_DIRECTIONS_
Copy out all lines of the records in which the word "FlexC" appears.

_Items listed in a dataset_

========================================================================

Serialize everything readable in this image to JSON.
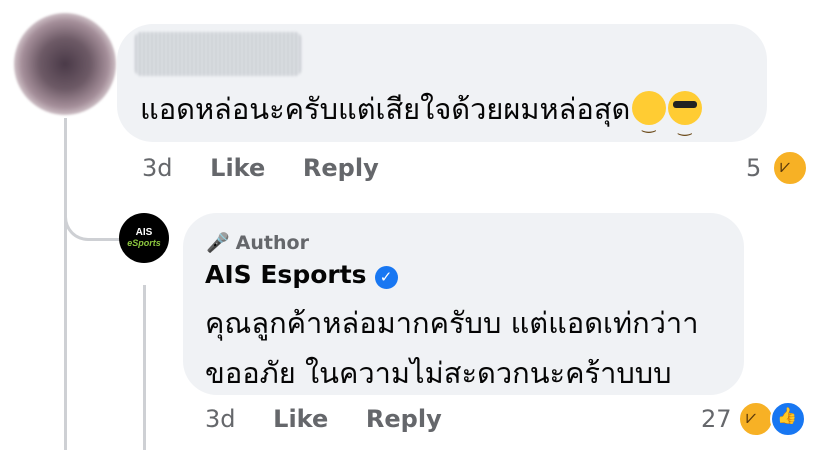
{
  "comment": {
    "text": "แอดหล่อนะครับแต่เสียใจด้วยผมหล่อสุด",
    "emojis": [
      "smirking-face-icon",
      "smiling-face-with-sunglasses-icon"
    ],
    "time": "3d",
    "like_label": "Like",
    "reply_label": "Reply",
    "reaction_count": "5",
    "reaction_icons": [
      "haha-icon"
    ]
  },
  "reply": {
    "badge": "Author",
    "author_name": "AIS Esports",
    "avatar_logo": {
      "line1": "AIS",
      "line2": "eSports"
    },
    "text_line1": "คุณลูกค้าหล่อมากครับบ แต่แอดเท่กว่าา",
    "text_line2": "ขออภัย ในความไม่สะดวกนะคร้าบบบ",
    "time": "3d",
    "like_label": "Like",
    "reply_label": "Reply",
    "reaction_count": "27",
    "reaction_icons": [
      "haha-icon",
      "like-icon"
    ]
  },
  "colors": {
    "bubble": "#f0f2f5",
    "meta": "#65676b",
    "verified": "#1877f2"
  }
}
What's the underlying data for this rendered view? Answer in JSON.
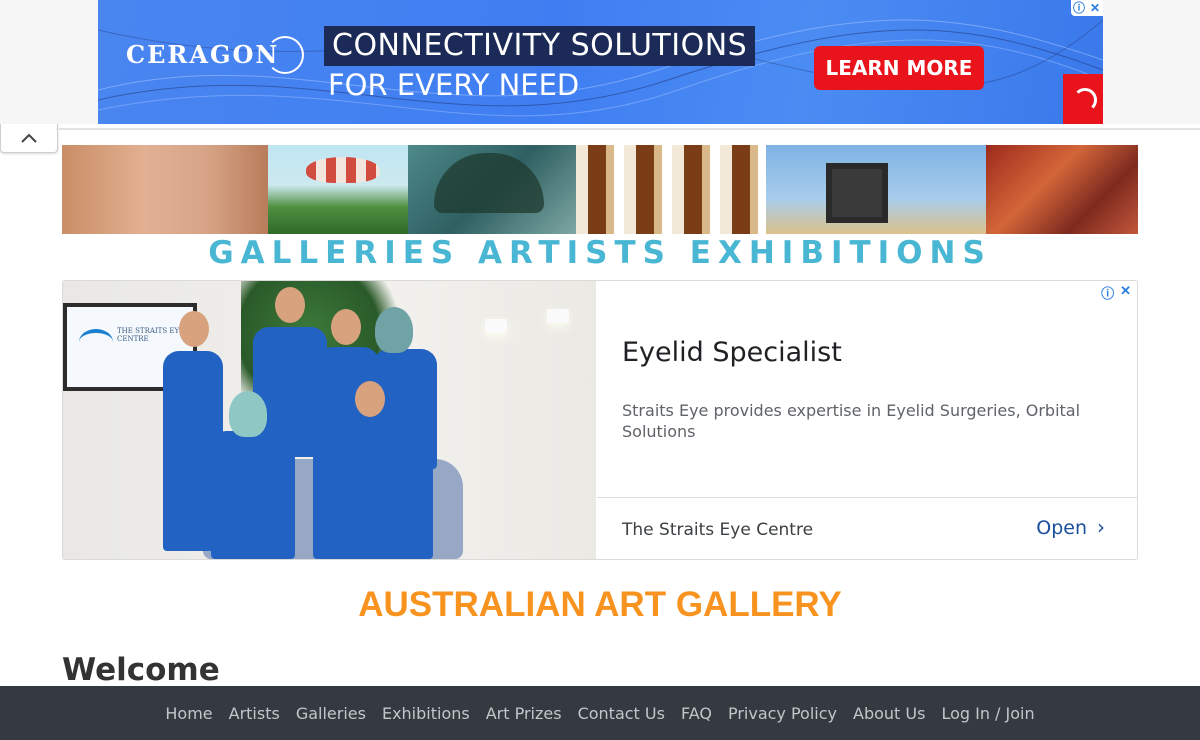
{
  "top_ad": {
    "brand": "CERAGON",
    "headline": "CONNECTIVITY SOLUTIONS",
    "subline": "FOR EVERY NEED",
    "cta": "LEARN MORE",
    "adchoice_info": "ⓘ",
    "adchoice_close": "✕"
  },
  "collapse_icon": "^",
  "header": {
    "title": "GALLERIES ARTISTS EXHIBITIONS"
  },
  "ad2": {
    "title": "Eyelid Specialist",
    "description": "Straits Eye provides expertise in Eyelid Surgeries, Orbital Solutions",
    "advertiser": "The Straits Eye Centre",
    "cta": "Open",
    "tv_text": "THE STRAITS EYE CENTRE"
  },
  "page": {
    "heading": "AUSTRALIAN ART GALLERY",
    "welcome": "Welcome"
  },
  "footer": {
    "links": [
      "Home",
      "Artists",
      "Galleries",
      "Exhibitions",
      "Art Prizes",
      "Contact Us",
      "FAQ",
      "Privacy Policy",
      "About Us",
      "Log In / Join"
    ]
  },
  "colors": {
    "heading_orange": "#f7931e",
    "header_title_blue": "#49b6d3",
    "footer_bg": "#343a40",
    "ad_red": "#e8131b"
  }
}
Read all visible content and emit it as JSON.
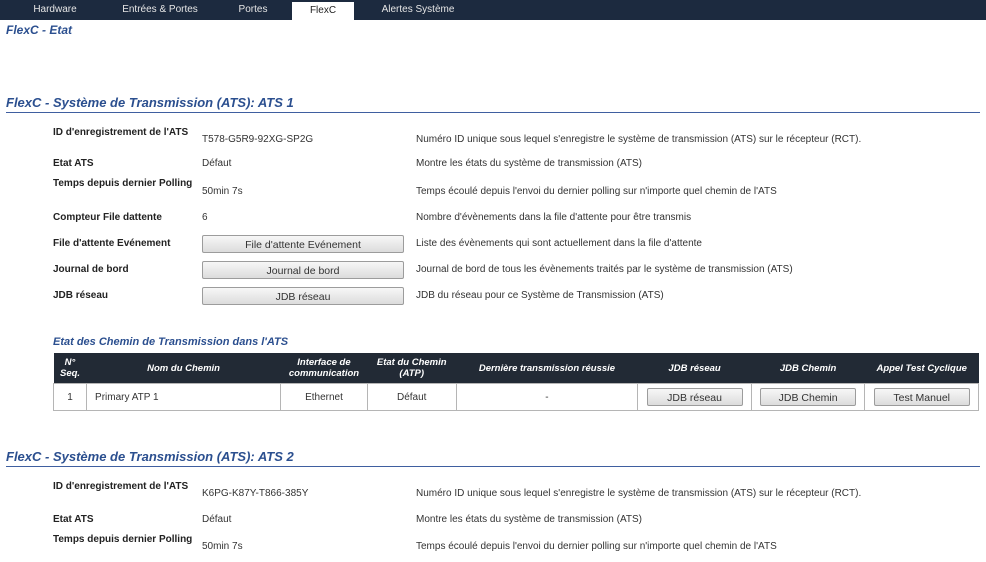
{
  "tabs": [
    {
      "label": "Hardware"
    },
    {
      "label": "Entrées & Portes"
    },
    {
      "label": "Portes"
    },
    {
      "label": "FlexC",
      "active": true
    },
    {
      "label": "Alertes Système"
    }
  ],
  "page_title": "FlexC - Etat",
  "ats1": {
    "title": "FlexC - Système de Transmission (ATS): ATS 1",
    "rows": [
      {
        "label": "ID d'enregistrement de l'ATS",
        "value": "T578-G5R9-92XG-SP2G",
        "desc": "Numéro ID unique sous lequel s'enregistre le système de transmission (ATS) sur le récepteur (RCT)."
      },
      {
        "label": "Etat ATS",
        "value": "Défaut",
        "desc": "Montre les états du système de transmission (ATS)"
      },
      {
        "label": "Temps depuis dernier Polling",
        "value": "50min 7s",
        "desc": "Temps écoulé depuis l'envoi du dernier polling sur n'importe quel chemin de l'ATS"
      },
      {
        "label": "Compteur File dattente",
        "value": "6",
        "desc": "Nombre d'évènements dans la file d'attente pour être transmis"
      },
      {
        "label": "File d'attente Evénement",
        "button": "File d'attente Evénement",
        "desc": "Liste des évènements qui sont actuellement dans la file d'attente"
      },
      {
        "label": "Journal de bord",
        "button": "Journal de bord",
        "desc": "Journal de bord de tous les évènements traités par le système de transmission (ATS)"
      },
      {
        "label": "JDB réseau",
        "button": "JDB réseau",
        "desc": "JDB du réseau pour ce Système de Transmission (ATS)"
      }
    ],
    "paths": {
      "title": "Etat des Chemin de Transmission dans l'ATS",
      "headers": [
        "N° Seq.",
        "Nom du Chemin",
        "Interface de communication",
        "Etat du Chemin (ATP)",
        "Dernière transmission réussie",
        "JDB réseau",
        "JDB Chemin",
        "Appel Test Cyclique"
      ],
      "rows": [
        {
          "seq": "1",
          "name": "Primary ATP 1",
          "interface": "Ethernet",
          "state": "Défaut",
          "last": "-",
          "btn_net": "JDB réseau",
          "btn_path": "JDB Chemin",
          "btn_test": "Test Manuel"
        }
      ]
    }
  },
  "ats2": {
    "title": "FlexC - Système de Transmission (ATS): ATS 2",
    "rows": [
      {
        "label": "ID d'enregistrement de l'ATS",
        "value": "K6PG-K87Y-T866-385Y",
        "desc": "Numéro ID unique sous lequel s'enregistre le système de transmission (ATS) sur le récepteur (RCT)."
      },
      {
        "label": "Etat ATS",
        "value": "Défaut",
        "desc": "Montre les états du système de transmission (ATS)"
      },
      {
        "label": "Temps depuis dernier Polling",
        "value": "50min 7s",
        "desc": "Temps écoulé depuis l'envoi du dernier polling sur n'importe quel chemin de l'ATS"
      }
    ]
  }
}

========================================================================

_SOLVED EXERCISE_
      "label": "FlexC",
  "page_title": "FlexC - Etat",
    "title": "FlexC - Système de Transmission (ATS): ATS 1",
    "title": "FlexC - Système de Transmission (ATS): ATS 2",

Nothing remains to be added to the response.